# [Work item]
Go through the entries one line at a time, and gather every line that has the word "text".

# [Component data from apps and pages]
=-=-=
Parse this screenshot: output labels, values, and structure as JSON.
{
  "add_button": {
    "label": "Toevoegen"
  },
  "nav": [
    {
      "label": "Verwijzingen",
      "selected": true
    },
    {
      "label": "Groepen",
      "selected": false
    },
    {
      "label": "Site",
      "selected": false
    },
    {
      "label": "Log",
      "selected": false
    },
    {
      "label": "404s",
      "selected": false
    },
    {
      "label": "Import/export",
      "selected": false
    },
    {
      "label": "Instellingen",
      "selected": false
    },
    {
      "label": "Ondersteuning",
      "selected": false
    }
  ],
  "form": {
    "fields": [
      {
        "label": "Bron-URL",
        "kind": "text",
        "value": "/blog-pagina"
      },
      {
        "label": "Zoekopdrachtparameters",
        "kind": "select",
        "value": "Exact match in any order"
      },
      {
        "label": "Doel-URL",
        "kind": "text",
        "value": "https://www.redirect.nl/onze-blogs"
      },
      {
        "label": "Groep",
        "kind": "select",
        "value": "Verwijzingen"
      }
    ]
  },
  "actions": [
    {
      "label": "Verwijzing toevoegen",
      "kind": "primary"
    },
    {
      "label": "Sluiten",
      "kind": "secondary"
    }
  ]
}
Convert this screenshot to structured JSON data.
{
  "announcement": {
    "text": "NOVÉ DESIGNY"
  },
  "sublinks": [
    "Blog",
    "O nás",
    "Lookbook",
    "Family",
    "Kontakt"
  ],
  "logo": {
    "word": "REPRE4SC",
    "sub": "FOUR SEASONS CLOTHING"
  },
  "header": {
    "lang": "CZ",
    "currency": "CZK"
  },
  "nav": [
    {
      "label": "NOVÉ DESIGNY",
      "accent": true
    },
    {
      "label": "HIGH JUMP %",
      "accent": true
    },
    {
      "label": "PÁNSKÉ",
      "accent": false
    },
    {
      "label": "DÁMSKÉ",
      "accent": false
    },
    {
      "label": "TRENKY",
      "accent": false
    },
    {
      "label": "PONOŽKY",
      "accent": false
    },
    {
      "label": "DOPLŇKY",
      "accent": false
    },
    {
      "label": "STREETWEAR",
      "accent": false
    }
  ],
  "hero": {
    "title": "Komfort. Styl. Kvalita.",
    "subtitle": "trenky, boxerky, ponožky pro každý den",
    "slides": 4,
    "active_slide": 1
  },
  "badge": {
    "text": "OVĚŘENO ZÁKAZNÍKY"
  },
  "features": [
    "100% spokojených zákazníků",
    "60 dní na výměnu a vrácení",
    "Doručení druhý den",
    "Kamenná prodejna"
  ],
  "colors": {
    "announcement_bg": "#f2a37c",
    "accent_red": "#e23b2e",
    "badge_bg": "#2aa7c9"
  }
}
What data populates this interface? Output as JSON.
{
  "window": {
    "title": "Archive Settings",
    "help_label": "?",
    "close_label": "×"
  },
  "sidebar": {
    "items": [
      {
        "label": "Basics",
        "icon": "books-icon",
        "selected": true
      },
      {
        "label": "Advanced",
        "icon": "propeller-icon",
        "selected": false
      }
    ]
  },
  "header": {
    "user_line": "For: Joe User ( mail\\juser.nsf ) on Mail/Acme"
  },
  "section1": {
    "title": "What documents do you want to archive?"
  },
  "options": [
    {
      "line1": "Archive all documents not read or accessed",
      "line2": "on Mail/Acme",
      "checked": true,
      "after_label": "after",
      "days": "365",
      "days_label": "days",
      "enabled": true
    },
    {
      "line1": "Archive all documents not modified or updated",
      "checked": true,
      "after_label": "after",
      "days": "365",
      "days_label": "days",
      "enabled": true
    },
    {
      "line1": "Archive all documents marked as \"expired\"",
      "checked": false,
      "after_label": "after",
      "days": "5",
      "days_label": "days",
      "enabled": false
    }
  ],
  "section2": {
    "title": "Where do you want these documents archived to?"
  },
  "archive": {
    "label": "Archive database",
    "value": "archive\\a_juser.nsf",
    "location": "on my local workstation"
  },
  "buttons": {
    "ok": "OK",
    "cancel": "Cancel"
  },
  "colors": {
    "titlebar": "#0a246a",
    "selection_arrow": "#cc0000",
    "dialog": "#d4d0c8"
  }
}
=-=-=
# [Solution]
        "kind": "text",
        "kind": "text",
    "text": "NOVÉ DESIGNY"
    "text": "OVĚŘENO ZÁKAZNÍKY"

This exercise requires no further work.